(Extracted material)

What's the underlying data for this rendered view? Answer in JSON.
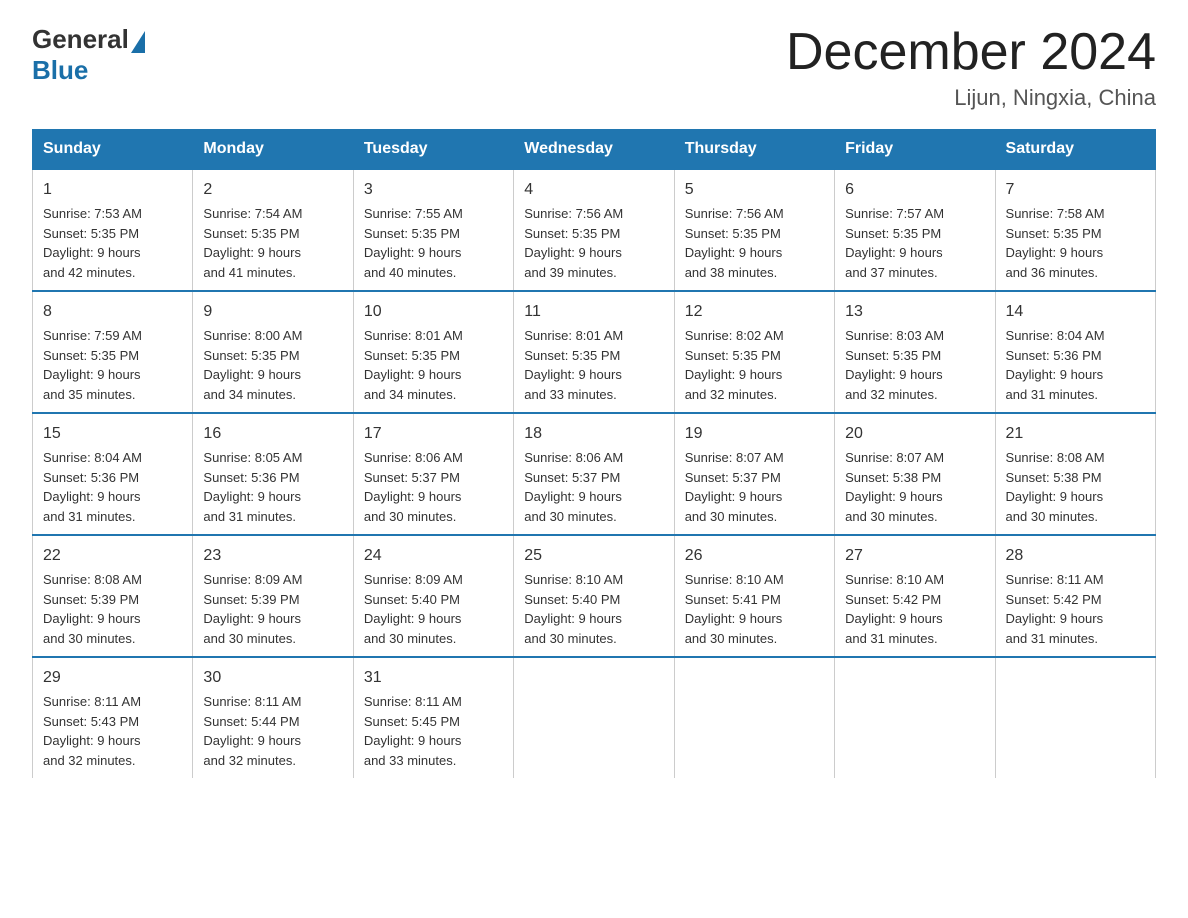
{
  "logo": {
    "general": "General",
    "blue": "Blue"
  },
  "title": "December 2024",
  "location": "Lijun, Ningxia, China",
  "weekdays": [
    "Sunday",
    "Monday",
    "Tuesday",
    "Wednesday",
    "Thursday",
    "Friday",
    "Saturday"
  ],
  "weeks": [
    [
      {
        "day": "1",
        "sunrise": "7:53 AM",
        "sunset": "5:35 PM",
        "daylight": "9 hours and 42 minutes."
      },
      {
        "day": "2",
        "sunrise": "7:54 AM",
        "sunset": "5:35 PM",
        "daylight": "9 hours and 41 minutes."
      },
      {
        "day": "3",
        "sunrise": "7:55 AM",
        "sunset": "5:35 PM",
        "daylight": "9 hours and 40 minutes."
      },
      {
        "day": "4",
        "sunrise": "7:56 AM",
        "sunset": "5:35 PM",
        "daylight": "9 hours and 39 minutes."
      },
      {
        "day": "5",
        "sunrise": "7:56 AM",
        "sunset": "5:35 PM",
        "daylight": "9 hours and 38 minutes."
      },
      {
        "day": "6",
        "sunrise": "7:57 AM",
        "sunset": "5:35 PM",
        "daylight": "9 hours and 37 minutes."
      },
      {
        "day": "7",
        "sunrise": "7:58 AM",
        "sunset": "5:35 PM",
        "daylight": "9 hours and 36 minutes."
      }
    ],
    [
      {
        "day": "8",
        "sunrise": "7:59 AM",
        "sunset": "5:35 PM",
        "daylight": "9 hours and 35 minutes."
      },
      {
        "day": "9",
        "sunrise": "8:00 AM",
        "sunset": "5:35 PM",
        "daylight": "9 hours and 34 minutes."
      },
      {
        "day": "10",
        "sunrise": "8:01 AM",
        "sunset": "5:35 PM",
        "daylight": "9 hours and 34 minutes."
      },
      {
        "day": "11",
        "sunrise": "8:01 AM",
        "sunset": "5:35 PM",
        "daylight": "9 hours and 33 minutes."
      },
      {
        "day": "12",
        "sunrise": "8:02 AM",
        "sunset": "5:35 PM",
        "daylight": "9 hours and 32 minutes."
      },
      {
        "day": "13",
        "sunrise": "8:03 AM",
        "sunset": "5:35 PM",
        "daylight": "9 hours and 32 minutes."
      },
      {
        "day": "14",
        "sunrise": "8:04 AM",
        "sunset": "5:36 PM",
        "daylight": "9 hours and 31 minutes."
      }
    ],
    [
      {
        "day": "15",
        "sunrise": "8:04 AM",
        "sunset": "5:36 PM",
        "daylight": "9 hours and 31 minutes."
      },
      {
        "day": "16",
        "sunrise": "8:05 AM",
        "sunset": "5:36 PM",
        "daylight": "9 hours and 31 minutes."
      },
      {
        "day": "17",
        "sunrise": "8:06 AM",
        "sunset": "5:37 PM",
        "daylight": "9 hours and 30 minutes."
      },
      {
        "day": "18",
        "sunrise": "8:06 AM",
        "sunset": "5:37 PM",
        "daylight": "9 hours and 30 minutes."
      },
      {
        "day": "19",
        "sunrise": "8:07 AM",
        "sunset": "5:37 PM",
        "daylight": "9 hours and 30 minutes."
      },
      {
        "day": "20",
        "sunrise": "8:07 AM",
        "sunset": "5:38 PM",
        "daylight": "9 hours and 30 minutes."
      },
      {
        "day": "21",
        "sunrise": "8:08 AM",
        "sunset": "5:38 PM",
        "daylight": "9 hours and 30 minutes."
      }
    ],
    [
      {
        "day": "22",
        "sunrise": "8:08 AM",
        "sunset": "5:39 PM",
        "daylight": "9 hours and 30 minutes."
      },
      {
        "day": "23",
        "sunrise": "8:09 AM",
        "sunset": "5:39 PM",
        "daylight": "9 hours and 30 minutes."
      },
      {
        "day": "24",
        "sunrise": "8:09 AM",
        "sunset": "5:40 PM",
        "daylight": "9 hours and 30 minutes."
      },
      {
        "day": "25",
        "sunrise": "8:10 AM",
        "sunset": "5:40 PM",
        "daylight": "9 hours and 30 minutes."
      },
      {
        "day": "26",
        "sunrise": "8:10 AM",
        "sunset": "5:41 PM",
        "daylight": "9 hours and 30 minutes."
      },
      {
        "day": "27",
        "sunrise": "8:10 AM",
        "sunset": "5:42 PM",
        "daylight": "9 hours and 31 minutes."
      },
      {
        "day": "28",
        "sunrise": "8:11 AM",
        "sunset": "5:42 PM",
        "daylight": "9 hours and 31 minutes."
      }
    ],
    [
      {
        "day": "29",
        "sunrise": "8:11 AM",
        "sunset": "5:43 PM",
        "daylight": "9 hours and 32 minutes."
      },
      {
        "day": "30",
        "sunrise": "8:11 AM",
        "sunset": "5:44 PM",
        "daylight": "9 hours and 32 minutes."
      },
      {
        "day": "31",
        "sunrise": "8:11 AM",
        "sunset": "5:45 PM",
        "daylight": "9 hours and 33 minutes."
      },
      null,
      null,
      null,
      null
    ]
  ],
  "labels": {
    "sunrise": "Sunrise:",
    "sunset": "Sunset:",
    "daylight": "Daylight:"
  }
}
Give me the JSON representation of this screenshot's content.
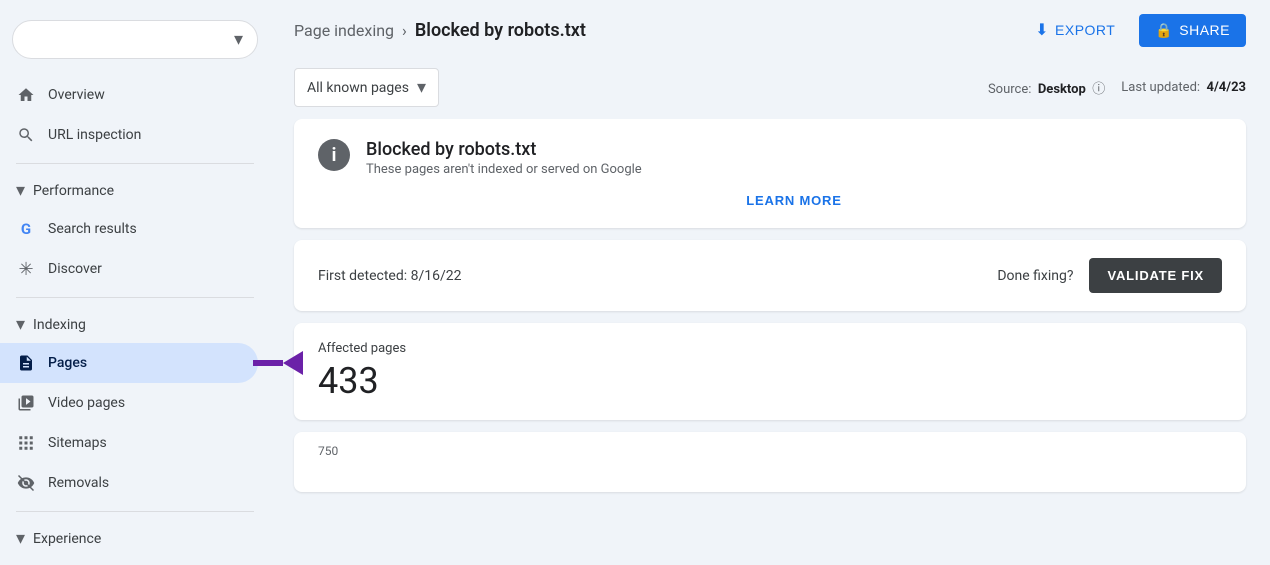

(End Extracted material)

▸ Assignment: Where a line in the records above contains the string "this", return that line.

▸ Final answer:
What's the underlying data for this rendered view? Answer in JSON.
Give me the JSON representation of this screenshot's content.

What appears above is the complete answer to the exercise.